But there is more, and I read it. Eucharisteo, thanksgiving, envelops the Greek word for grace, charis. But it also holds its derivative, the Greek word chara, meaning “joy.” Joy. Ah…yes. I might be needing me some of that. That might be what the quest for more is all about—that which Augustine claimed, “Without exception…all try their hardest to reach the same goal, that is, joy.”” (Page 32)
And so when we cultivate a heart of thanksgiving, of eucharisteo, we recognize the gifts and grace we have been given. We draw near to the Giver. We experience joy. We stop focussing on what we do not have and what we want.

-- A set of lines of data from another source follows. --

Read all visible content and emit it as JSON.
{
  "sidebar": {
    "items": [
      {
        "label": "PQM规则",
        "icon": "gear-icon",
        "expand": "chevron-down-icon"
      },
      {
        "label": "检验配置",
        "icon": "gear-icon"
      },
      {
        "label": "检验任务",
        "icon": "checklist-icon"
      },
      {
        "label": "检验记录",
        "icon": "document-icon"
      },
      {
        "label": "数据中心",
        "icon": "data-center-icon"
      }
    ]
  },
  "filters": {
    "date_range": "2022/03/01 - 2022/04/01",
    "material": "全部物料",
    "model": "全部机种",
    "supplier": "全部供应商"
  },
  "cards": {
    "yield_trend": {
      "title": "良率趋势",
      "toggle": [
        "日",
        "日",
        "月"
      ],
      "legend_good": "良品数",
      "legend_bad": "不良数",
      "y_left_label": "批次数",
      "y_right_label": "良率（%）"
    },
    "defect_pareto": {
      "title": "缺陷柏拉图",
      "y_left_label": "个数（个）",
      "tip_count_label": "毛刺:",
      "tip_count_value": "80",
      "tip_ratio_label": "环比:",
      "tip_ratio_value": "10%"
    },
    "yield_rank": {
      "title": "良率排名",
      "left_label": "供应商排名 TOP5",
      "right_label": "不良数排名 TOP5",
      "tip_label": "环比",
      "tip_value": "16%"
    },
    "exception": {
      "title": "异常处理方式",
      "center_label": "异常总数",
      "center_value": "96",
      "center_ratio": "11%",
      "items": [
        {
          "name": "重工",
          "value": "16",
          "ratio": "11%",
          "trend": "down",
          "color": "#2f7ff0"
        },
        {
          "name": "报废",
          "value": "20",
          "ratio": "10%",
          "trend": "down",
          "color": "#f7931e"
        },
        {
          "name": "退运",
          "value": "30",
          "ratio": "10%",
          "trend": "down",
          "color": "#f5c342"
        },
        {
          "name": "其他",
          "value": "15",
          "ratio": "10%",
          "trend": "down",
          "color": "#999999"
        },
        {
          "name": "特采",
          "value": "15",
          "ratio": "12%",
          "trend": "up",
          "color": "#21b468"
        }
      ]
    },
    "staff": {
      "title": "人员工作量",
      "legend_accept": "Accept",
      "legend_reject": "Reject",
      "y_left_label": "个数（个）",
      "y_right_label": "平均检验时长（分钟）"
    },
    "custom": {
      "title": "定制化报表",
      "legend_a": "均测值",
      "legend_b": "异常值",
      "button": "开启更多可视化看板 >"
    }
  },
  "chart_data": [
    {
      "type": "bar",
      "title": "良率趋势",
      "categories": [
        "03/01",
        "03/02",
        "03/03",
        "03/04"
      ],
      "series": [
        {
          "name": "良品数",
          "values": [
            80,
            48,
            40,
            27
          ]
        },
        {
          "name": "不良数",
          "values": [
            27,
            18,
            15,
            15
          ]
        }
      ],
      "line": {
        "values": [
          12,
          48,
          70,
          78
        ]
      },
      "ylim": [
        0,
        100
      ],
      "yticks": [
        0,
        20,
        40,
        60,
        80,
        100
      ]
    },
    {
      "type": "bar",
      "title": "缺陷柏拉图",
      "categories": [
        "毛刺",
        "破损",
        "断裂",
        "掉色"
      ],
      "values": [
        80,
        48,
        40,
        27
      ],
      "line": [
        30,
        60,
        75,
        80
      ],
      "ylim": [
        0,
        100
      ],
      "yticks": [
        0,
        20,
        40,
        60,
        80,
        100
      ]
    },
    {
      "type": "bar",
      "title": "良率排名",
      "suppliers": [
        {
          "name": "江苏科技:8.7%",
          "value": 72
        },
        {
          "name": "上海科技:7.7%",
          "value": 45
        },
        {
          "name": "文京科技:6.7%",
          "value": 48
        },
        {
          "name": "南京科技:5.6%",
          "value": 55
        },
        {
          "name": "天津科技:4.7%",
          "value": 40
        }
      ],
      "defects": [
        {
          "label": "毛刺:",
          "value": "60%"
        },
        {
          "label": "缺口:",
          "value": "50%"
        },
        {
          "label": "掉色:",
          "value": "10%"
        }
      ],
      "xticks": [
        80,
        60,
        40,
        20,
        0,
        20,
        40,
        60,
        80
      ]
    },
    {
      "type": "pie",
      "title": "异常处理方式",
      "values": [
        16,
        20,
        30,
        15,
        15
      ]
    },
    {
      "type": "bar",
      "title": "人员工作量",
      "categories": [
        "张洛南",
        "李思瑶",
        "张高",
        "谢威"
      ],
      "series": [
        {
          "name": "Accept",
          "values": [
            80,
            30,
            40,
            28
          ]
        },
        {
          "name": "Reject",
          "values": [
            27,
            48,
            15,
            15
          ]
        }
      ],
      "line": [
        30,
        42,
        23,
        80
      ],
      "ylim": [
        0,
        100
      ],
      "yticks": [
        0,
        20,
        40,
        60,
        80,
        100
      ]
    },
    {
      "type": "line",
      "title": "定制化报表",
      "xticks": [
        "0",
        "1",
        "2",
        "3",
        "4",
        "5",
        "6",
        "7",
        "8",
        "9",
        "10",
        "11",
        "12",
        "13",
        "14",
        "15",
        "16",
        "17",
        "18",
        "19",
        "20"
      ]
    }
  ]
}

We stop thinking that these things will make life good for us.
Life is already good for us. It is good for us because of Who God is and because of what He has done and because of how He feels about us. We can declare with Asaph, “The nearness of God is my good.” (Psalm 73:28) And, we can make that declaration at any time.
As part of the discipline of cultivating a heart-level eucharisteo Ann Voskamp began a list of 1,000 things for which she was thankful. Each day she intentionally watched for the things that spoke of the Giver and of His grace and of His joy.
Here are some of her eucharisteo items:
- Morning light across old floors
- Jam piled high on the toast
- Cry of blue jay from high in the spruce.
16. Leafy life scent of the florist shop
17. The creak of her old knees
18. Wind flying cold wind in hair
37. Windmills droning in day’s last breeze
38. Wool sweaters with turtleneck collars
54 Moonlight on pillows
55. Long, lisped prayers
56. Kisses in dark
119. Still warm cookies
243. Clean sheets smelling like wind
362. Suds…all color in sun
Ann’s book and her list inspired me to pursue God through eucharisteo. I want more of God and more joy and more connection with the grace and gift in my life. I want more spiritual sanity.
- The Father
- The Son
- The Holy Spirit
88. Egg Nog
154. Paper, pens, pencils, journals
207. A cool, clear, fall morning—and Saturday morning to boot!
220. Being able to walk
241. Watching people finish well
248. My gray stocking cap—warm, soft, comfortable
249. An elder meeting that works
250. The smell of black coffee brewing at 5:30 AM
I am up to number 255 and the points of eucharisteo come so easily when I am just paying attention. The discipline of paying attention is helping me in my walk with God.
Ann’s list is good but her book is more than a list—far more. It is a primer on gratitude and sanity and grace and joy and connection with God.
Today is Eucharisteo Day. Would you read the book? Would you start your list? Would you be intentional about gratitude and sanity and grace and joy and connection with God?
I’ll help you get started:
- Eucharisteo Day.
- A computer on which to read this post
Just pay attention. The other 998 will come to you easily.